### Work instruction
For each line of the data below that contains "handle", return that line.

Stored records:
◆ ◆ ◆ ◆ ◆ ◆ ◆
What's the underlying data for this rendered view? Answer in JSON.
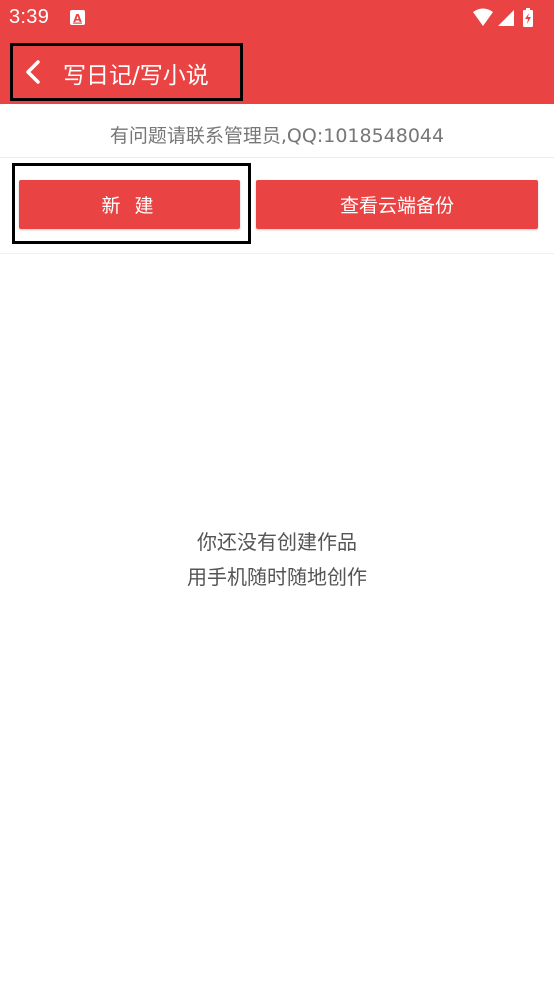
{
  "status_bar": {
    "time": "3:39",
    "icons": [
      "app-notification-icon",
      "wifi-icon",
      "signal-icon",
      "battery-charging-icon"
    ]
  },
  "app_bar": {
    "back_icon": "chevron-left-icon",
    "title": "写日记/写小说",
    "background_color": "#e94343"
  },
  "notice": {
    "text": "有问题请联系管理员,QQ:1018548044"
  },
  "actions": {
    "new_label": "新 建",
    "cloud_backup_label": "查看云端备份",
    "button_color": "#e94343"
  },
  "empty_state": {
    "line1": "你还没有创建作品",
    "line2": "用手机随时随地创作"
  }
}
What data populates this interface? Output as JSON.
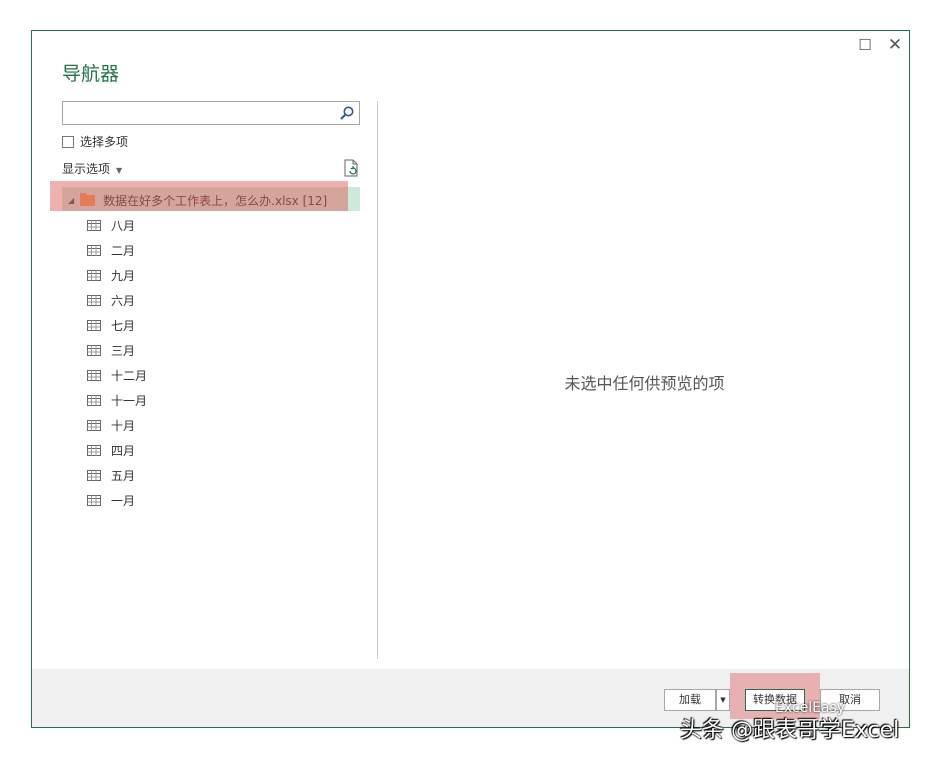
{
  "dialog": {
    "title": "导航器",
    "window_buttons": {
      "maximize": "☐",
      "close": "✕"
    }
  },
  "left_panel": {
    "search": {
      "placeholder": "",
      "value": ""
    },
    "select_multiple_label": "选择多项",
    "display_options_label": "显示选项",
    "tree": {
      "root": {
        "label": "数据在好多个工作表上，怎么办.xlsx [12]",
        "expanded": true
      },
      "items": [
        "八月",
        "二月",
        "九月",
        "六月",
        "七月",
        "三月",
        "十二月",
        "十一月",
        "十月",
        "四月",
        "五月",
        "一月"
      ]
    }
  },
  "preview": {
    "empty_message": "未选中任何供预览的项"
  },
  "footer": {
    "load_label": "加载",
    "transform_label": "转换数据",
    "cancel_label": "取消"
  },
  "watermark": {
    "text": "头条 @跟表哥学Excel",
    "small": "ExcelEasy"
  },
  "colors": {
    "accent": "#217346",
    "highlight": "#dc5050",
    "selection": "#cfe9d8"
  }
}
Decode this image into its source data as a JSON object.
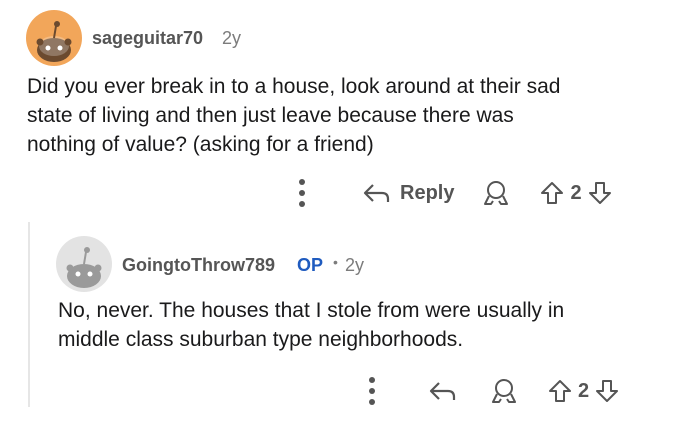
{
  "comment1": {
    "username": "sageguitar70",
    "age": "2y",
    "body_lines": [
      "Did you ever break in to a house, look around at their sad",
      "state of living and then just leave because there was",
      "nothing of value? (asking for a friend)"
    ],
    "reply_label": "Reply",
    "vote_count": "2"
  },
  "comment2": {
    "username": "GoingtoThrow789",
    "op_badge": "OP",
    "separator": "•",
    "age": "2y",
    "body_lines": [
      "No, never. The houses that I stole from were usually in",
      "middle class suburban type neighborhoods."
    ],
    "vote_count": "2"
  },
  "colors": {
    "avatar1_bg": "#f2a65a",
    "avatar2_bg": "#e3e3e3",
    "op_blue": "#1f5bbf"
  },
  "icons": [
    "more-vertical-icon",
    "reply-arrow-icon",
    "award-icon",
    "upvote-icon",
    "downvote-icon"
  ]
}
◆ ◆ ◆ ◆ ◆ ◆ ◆
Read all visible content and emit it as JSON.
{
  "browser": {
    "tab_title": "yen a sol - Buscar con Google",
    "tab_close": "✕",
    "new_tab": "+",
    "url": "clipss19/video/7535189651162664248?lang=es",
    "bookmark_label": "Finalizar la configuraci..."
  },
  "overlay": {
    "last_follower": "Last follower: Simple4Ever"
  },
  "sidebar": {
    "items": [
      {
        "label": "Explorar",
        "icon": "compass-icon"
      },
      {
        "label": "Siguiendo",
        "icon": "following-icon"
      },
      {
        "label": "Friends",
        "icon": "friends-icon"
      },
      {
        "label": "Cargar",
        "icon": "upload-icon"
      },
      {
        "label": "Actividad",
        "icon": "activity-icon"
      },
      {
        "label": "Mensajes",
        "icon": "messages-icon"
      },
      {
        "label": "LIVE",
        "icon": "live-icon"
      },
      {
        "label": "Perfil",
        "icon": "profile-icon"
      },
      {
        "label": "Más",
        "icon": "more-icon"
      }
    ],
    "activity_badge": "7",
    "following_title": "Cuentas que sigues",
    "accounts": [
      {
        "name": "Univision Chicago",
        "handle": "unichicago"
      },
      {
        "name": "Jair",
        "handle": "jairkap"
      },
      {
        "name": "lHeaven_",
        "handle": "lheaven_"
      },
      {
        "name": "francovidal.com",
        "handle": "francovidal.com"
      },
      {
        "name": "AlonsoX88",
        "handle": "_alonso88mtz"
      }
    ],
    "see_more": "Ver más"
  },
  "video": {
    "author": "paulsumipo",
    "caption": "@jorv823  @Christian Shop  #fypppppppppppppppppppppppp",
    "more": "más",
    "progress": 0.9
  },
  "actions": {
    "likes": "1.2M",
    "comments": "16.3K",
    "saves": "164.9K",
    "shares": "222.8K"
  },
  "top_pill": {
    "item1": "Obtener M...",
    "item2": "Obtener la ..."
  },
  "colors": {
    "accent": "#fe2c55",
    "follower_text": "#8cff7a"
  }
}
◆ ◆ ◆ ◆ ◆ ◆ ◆
### Finished exercise
        "handle": "unichicago"
        "handle": "jairkap"
        "handle": "lheaven_"
        "handle": "francovidal.com"
        "handle": "_alonso88mtz"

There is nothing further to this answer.